# What is expected:
Each record must appear in your answer exactly as it does below.

# Provided records:
=== Section Start ===

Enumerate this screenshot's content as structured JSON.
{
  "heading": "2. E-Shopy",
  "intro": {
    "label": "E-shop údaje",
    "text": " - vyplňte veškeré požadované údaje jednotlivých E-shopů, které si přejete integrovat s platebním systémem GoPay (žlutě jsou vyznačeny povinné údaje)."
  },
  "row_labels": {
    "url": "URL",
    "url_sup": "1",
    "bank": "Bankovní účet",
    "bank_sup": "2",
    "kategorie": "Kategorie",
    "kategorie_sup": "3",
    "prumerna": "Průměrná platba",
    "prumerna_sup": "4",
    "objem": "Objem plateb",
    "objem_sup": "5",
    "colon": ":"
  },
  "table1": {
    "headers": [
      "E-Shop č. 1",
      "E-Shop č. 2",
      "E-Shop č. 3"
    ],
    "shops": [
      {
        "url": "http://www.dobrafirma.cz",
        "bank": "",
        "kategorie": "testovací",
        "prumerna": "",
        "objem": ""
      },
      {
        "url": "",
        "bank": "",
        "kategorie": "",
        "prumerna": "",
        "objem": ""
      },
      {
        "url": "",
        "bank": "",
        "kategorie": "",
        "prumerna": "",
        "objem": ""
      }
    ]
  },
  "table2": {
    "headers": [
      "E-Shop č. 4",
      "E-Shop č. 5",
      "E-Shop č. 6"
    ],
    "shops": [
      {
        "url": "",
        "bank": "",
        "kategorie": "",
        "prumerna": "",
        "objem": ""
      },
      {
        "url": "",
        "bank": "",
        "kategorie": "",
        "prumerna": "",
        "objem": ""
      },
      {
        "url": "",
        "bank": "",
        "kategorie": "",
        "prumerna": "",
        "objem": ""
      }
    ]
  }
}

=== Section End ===

# Answer to this problem:
Enumerate this screenshot's content as structured JSON.
{
  "heading": "2. E-Shopy",
  "intro": {
    "label": "E-shop údaje",
    "text": " - vyplňte veškeré požadované údaje jednotlivých E-shopů, které si přejete integrovat s platebním systémem GoPay (žlutě jsou vyznačeny povinné údaje)."
  },
  "row_labels": {
    "url": "URL",
    "url_sup": "1",
    "bank": "Bankovní účet",
    "bank_sup": "2",
    "kategorie": "Kategorie",
    "kategorie_sup": "3",
    "prumerna": "Průměrná platba",
    "prumerna_sup": "4",
    "objem": "Objem plateb",
    "objem_sup": "5",
    "colon": ":"
  },
  "table1": {
    "headers": [
      "E-Shop č. 1",
      "E-Shop č. 2",
      "E-Shop č. 3"
    ],
    "shops": [
      {
        "url": "http://www.dobrafirma.cz",
        "bank": "",
        "kategorie": "testovací",
        "prumerna": "",
        "objem": ""
      },
      {
        "url": "",
        "bank": "",
        "kategorie": "",
        "prumerna": "",
        "objem": ""
      },
      {
        "url": "",
        "bank": "",
        "kategorie": "",
        "prumerna": "",
        "objem": ""
      }
    ]
  },
  "table2": {
    "headers": [
      "E-Shop č. 4",
      "E-Shop č. 5",
      "E-Shop č. 6"
    ],
    "shops": [
      {
        "url": "",
        "bank": "",
        "kategorie": "",
        "prumerna": "",
        "objem": ""
      },
      {
        "url": "",
        "bank": "",
        "kategorie": "",
        "prumerna": "",
        "objem": ""
      },
      {
        "url": "",
        "bank": "",
        "kategorie": "",
        "prumerna": "",
        "objem": ""
      }
    ]
  }
}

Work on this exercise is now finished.